● **INSTRUCTIONS TO FOLLOW**:
When copying the records below, omit any image and print everything else exactly.

● **AVAILABLE DATA**:
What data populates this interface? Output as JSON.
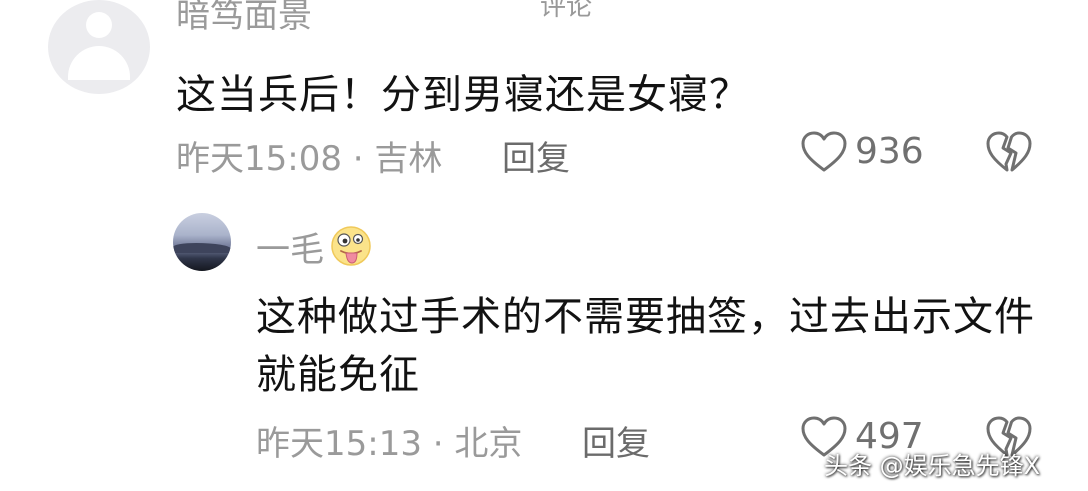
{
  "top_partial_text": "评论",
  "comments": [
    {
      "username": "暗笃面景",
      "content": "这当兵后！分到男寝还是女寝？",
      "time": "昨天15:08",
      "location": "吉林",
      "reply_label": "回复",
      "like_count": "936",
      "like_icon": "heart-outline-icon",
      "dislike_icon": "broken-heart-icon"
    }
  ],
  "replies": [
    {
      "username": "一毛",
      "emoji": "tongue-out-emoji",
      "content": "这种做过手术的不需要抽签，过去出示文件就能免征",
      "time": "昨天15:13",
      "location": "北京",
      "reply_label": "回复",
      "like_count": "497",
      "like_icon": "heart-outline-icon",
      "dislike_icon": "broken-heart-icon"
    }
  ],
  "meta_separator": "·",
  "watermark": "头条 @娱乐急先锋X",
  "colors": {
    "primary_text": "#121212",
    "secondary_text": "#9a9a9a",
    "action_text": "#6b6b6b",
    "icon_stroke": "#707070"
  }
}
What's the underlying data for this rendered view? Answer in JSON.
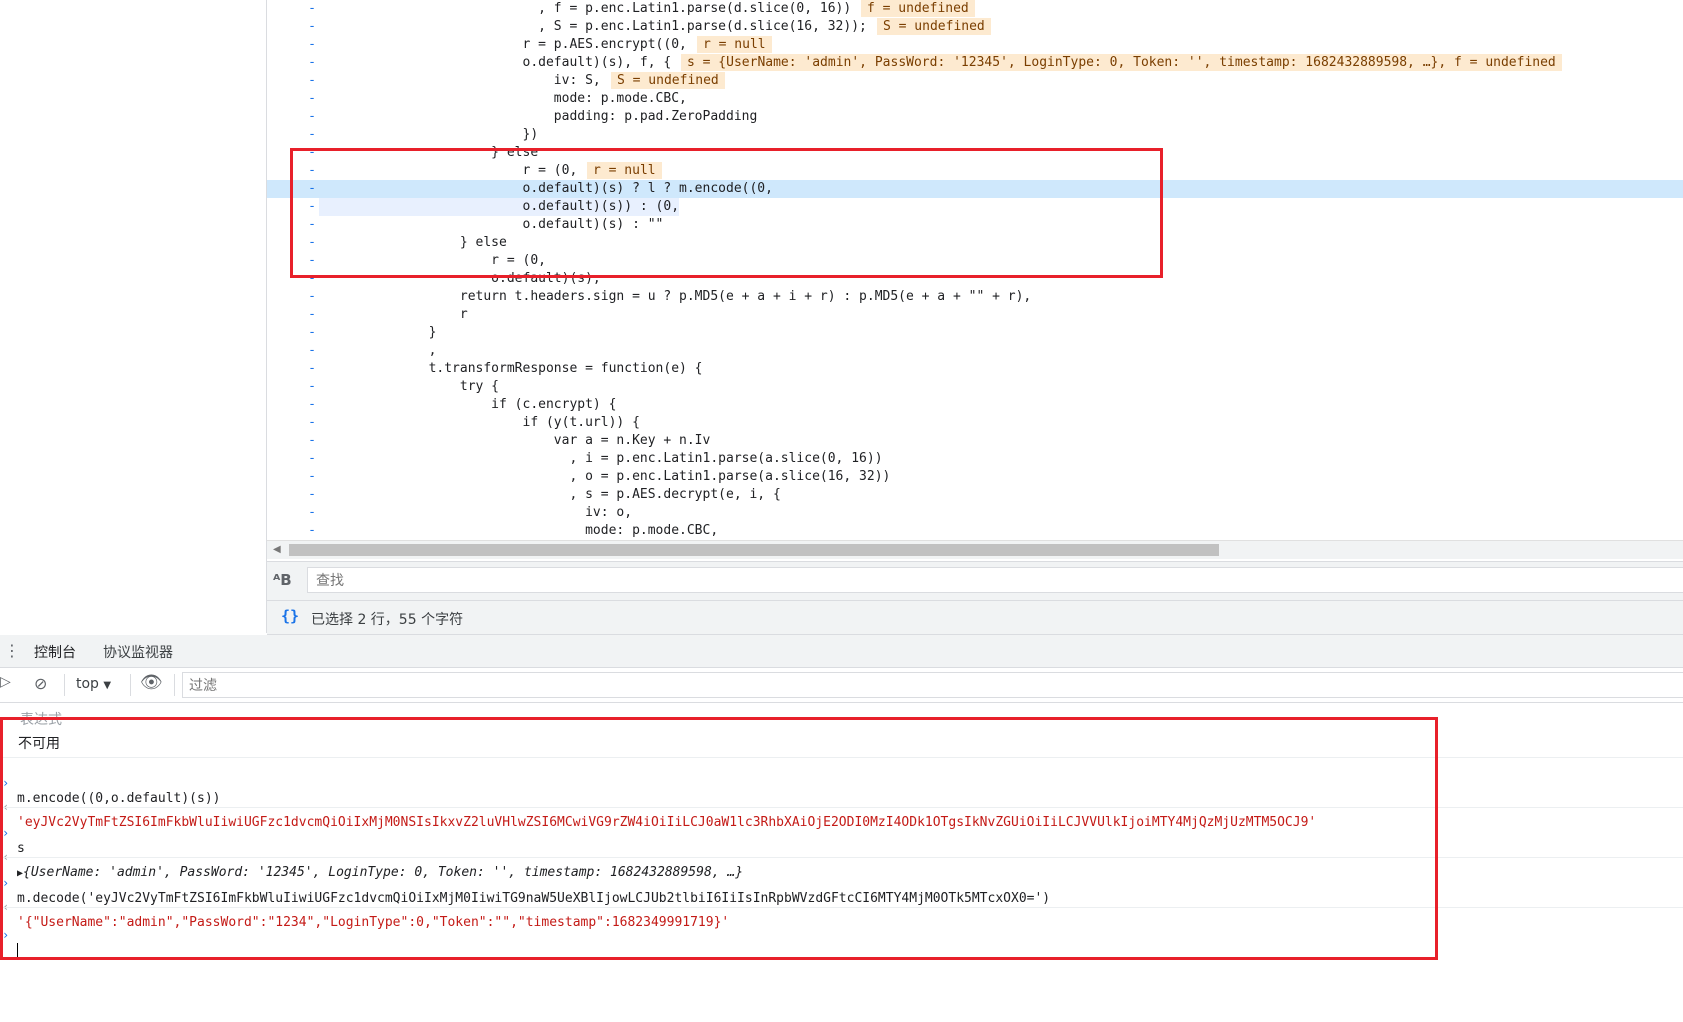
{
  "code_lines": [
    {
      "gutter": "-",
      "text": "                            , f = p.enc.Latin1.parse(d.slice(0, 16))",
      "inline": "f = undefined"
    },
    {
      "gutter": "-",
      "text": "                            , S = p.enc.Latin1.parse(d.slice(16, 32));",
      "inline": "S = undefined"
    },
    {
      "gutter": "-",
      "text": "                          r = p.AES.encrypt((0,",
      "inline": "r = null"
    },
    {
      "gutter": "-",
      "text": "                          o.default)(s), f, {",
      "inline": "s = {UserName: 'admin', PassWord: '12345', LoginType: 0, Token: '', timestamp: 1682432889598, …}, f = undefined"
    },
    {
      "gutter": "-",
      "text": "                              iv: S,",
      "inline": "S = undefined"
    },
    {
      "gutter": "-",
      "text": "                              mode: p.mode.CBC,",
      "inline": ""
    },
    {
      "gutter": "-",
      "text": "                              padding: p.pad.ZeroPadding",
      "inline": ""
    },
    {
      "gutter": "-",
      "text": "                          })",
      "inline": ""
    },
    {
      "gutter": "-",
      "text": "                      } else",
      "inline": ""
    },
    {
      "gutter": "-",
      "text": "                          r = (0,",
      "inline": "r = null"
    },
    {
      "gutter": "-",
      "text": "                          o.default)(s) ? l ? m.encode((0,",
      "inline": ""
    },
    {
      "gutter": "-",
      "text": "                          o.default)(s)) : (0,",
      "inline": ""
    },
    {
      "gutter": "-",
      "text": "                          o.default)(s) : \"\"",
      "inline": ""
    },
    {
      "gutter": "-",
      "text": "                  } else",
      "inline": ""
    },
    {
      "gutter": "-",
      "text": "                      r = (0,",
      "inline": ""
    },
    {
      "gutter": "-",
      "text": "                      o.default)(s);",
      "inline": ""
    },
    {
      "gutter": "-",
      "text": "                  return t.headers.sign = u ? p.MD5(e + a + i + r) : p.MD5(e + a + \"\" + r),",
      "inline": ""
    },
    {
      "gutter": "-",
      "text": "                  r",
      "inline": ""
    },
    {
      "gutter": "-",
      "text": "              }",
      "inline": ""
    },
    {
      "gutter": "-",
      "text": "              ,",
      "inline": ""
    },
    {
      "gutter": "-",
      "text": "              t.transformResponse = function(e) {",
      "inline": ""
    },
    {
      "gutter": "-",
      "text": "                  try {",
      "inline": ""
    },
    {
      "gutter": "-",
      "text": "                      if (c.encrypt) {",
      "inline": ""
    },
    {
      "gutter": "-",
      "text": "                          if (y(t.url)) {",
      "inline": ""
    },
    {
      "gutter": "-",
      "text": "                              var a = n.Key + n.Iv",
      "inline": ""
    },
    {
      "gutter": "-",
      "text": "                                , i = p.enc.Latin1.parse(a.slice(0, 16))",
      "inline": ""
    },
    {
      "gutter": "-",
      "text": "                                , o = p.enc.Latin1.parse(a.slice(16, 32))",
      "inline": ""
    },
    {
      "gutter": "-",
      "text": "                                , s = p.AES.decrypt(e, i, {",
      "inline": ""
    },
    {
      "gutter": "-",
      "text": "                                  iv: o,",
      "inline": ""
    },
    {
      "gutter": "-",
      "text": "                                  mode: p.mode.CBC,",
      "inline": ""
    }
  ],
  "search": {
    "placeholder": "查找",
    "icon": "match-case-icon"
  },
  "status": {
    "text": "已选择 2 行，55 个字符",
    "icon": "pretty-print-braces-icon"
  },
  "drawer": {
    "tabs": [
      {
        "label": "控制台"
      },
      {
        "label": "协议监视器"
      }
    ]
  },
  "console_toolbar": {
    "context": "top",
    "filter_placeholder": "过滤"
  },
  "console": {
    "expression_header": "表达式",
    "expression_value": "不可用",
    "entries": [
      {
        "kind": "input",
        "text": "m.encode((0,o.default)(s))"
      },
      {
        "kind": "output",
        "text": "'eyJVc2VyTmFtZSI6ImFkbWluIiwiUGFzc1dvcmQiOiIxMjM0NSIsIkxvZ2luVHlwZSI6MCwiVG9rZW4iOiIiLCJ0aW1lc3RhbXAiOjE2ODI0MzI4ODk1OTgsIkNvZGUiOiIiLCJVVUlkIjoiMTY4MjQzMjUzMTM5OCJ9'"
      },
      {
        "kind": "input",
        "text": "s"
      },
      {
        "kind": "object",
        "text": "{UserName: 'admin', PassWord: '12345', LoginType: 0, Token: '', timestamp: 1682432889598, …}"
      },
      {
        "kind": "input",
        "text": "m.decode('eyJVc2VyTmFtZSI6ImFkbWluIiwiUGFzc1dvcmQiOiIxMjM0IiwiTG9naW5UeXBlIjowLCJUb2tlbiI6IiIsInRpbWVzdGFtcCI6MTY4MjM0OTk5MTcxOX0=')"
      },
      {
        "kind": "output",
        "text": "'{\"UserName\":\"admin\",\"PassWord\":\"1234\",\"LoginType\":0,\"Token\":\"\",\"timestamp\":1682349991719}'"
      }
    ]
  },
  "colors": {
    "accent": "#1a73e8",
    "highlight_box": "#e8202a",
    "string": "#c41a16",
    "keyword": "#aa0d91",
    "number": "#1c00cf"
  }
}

● **RESPONSE TO THIS EXERCISE**:
What data populates this interface? Output as JSON.
{
  "top_partial_text": "评论",
  "comments": [
    {
      "username": "暗笃面景",
      "content": "这当兵后！分到男寝还是女寝？",
      "time": "昨天15:08",
      "location": "吉林",
      "reply_label": "回复",
      "like_count": "936",
      "like_icon": "heart-outline-icon",
      "dislike_icon": "broken-heart-icon"
    }
  ],
  "replies": [
    {
      "username": "一毛",
      "emoji": "tongue-out-emoji",
      "content": "这种做过手术的不需要抽签，过去出示文件就能免征",
      "time": "昨天15:13",
      "location": "北京",
      "reply_label": "回复",
      "like_count": "497",
      "like_icon": "heart-outline-icon",
      "dislike_icon": "broken-heart-icon"
    }
  ],
  "meta_separator": "·",
  "watermark": "头条 @娱乐急先锋X",
  "colors": {
    "primary_text": "#121212",
    "secondary_text": "#9a9a9a",
    "action_text": "#6b6b6b",
    "icon_stroke": "#707070"
  }
}
What's the underlying data for this rendered view? Answer in JSON.
{
  "code_lines": [
    {
      "gutter": "-",
      "text": "                            , f = p.enc.Latin1.parse(d.slice(0, 16))",
      "inline": "f = undefined"
    },
    {
      "gutter": "-",
      "text": "                            , S = p.enc.Latin1.parse(d.slice(16, 32));",
      "inline": "S = undefined"
    },
    {
      "gutter": "-",
      "text": "                          r = p.AES.encrypt((0,",
      "inline": "r = null"
    },
    {
      "gutter": "-",
      "text": "                          o.default)(s), f, {",
      "inline": "s = {UserName: 'admin', PassWord: '12345', LoginType: 0, Token: '', timestamp: 1682432889598, …}, f = undefined"
    },
    {
      "gutter": "-",
      "text": "                              iv: S,",
      "inline": "S = undefined"
    },
    {
      "gutter": "-",
      "text": "                              mode: p.mode.CBC,",
      "inline": ""
    },
    {
      "gutter": "-",
      "text": "                              padding: p.pad.ZeroPadding",
      "inline": ""
    },
    {
      "gutter": "-",
      "text": "                          })",
      "inline": ""
    },
    {
      "gutter": "-",
      "text": "                      } else",
      "inline": ""
    },
    {
      "gutter": "-",
      "text": "                          r = (0,",
      "inline": "r = null"
    },
    {
      "gutter": "-",
      "text": "                          o.default)(s) ? l ? m.encode((0,",
      "inline": ""
    },
    {
      "gutter": "-",
      "text": "                          o.default)(s)) : (0,",
      "inline": ""
    },
    {
      "gutter": "-",
      "text": "                          o.default)(s) : \"\"",
      "inline": ""
    },
    {
      "gutter": "-",
      "text": "                  } else",
      "inline": ""
    },
    {
      "gutter": "-",
      "text": "                      r = (0,",
      "inline": ""
    },
    {
      "gutter": "-",
      "text": "                      o.default)(s);",
      "inline": ""
    },
    {
      "gutter": "-",
      "text": "                  return t.headers.sign = u ? p.MD5(e + a + i + r) : p.MD5(e + a + \"\" + r),",
      "inline": ""
    },
    {
      "gutter": "-",
      "text": "                  r",
      "inline": ""
    },
    {
      "gutter": "-",
      "text": "              }",
      "inline": ""
    },
    {
      "gutter": "-",
      "text": "              ,",
      "inline": ""
    },
    {
      "gutter": "-",
      "text": "              t.transformResponse = function(e) {",
      "inline": ""
    },
    {
      "gutter": "-",
      "text": "                  try {",
      "inline": ""
    },
    {
      "gutter": "-",
      "text": "                      if (c.encrypt) {",
      "inline": ""
    },
    {
      "gutter": "-",
      "text": "                          if (y(t.url)) {",
      "inline": ""
    },
    {
      "gutter": "-",
      "text": "                              var a = n.Key + n.Iv",
      "inline": ""
    },
    {
      "gutter": "-",
      "text": "                                , i = p.enc.Latin1.parse(a.slice(0, 16))",
      "inline": ""
    },
    {
      "gutter": "-",
      "text": "                                , o = p.enc.Latin1.parse(a.slice(16, 32))",
      "inline": ""
    },
    {
      "gutter": "-",
      "text": "                                , s = p.AES.decrypt(e, i, {",
      "inline": ""
    },
    {
      "gutter": "-",
      "text": "                                  iv: o,",
      "inline": ""
    },
    {
      "gutter": "-",
      "text": "                                  mode: p.mode.CBC,",
      "inline": ""
    }
  ],
  "search": {
    "placeholder": "查找",
    "icon": "match-case-icon"
  },
  "status": {
    "text": "已选择 2 行，55 个字符",
    "icon": "pretty-print-braces-icon"
  },
  "drawer": {
    "tabs": [
      {
        "label": "控制台"
      },
      {
        "label": "协议监视器"
      }
    ]
  },
  "console_toolbar": {
    "context": "top",
    "filter_placeholder": "过滤"
  },
  "console": {
    "expression_header": "表达式",
    "expression_value": "不可用",
    "entries": [
      {
        "kind": "input",
        "text": "m.encode((0,o.default)(s))"
      },
      {
        "kind": "output",
        "text": "'eyJVc2VyTmFtZSI6ImFkbWluIiwiUGFzc1dvcmQiOiIxMjM0NSIsIkxvZ2luVHlwZSI6MCwiVG9rZW4iOiIiLCJ0aW1lc3RhbXAiOjE2ODI0MzI4ODk1OTgsIkNvZGUiOiIiLCJVVUlkIjoiMTY4MjQzMjUzMTM5OCJ9'"
      },
      {
        "kind": "input",
        "text": "s"
      },
      {
        "kind": "object",
        "text": "{UserName: 'admin', PassWord: '12345', LoginType: 0, Token: '', timestamp: 1682432889598, …}"
      },
      {
        "kind": "input",
        "text": "m.decode('eyJVc2VyTmFtZSI6ImFkbWluIiwiUGFzc1dvcmQiOiIxMjM0IiwiTG9naW5UeXBlIjowLCJUb2tlbiI6IiIsInRpbWVzdGFtcCI6MTY4MjM0OTk5MTcxOX0=')"
      },
      {
        "kind": "output",
        "text": "'{\"UserName\":\"admin\",\"PassWord\":\"1234\",\"LoginType\":0,\"Token\":\"\",\"timestamp\":1682349991719}'"
      }
    ]
  },
  "colors": {
    "accent": "#1a73e8",
    "highlight_box": "#e8202a",
    "string": "#c41a16",
    "keyword": "#aa0d91",
    "number": "#1c00cf"
  }
}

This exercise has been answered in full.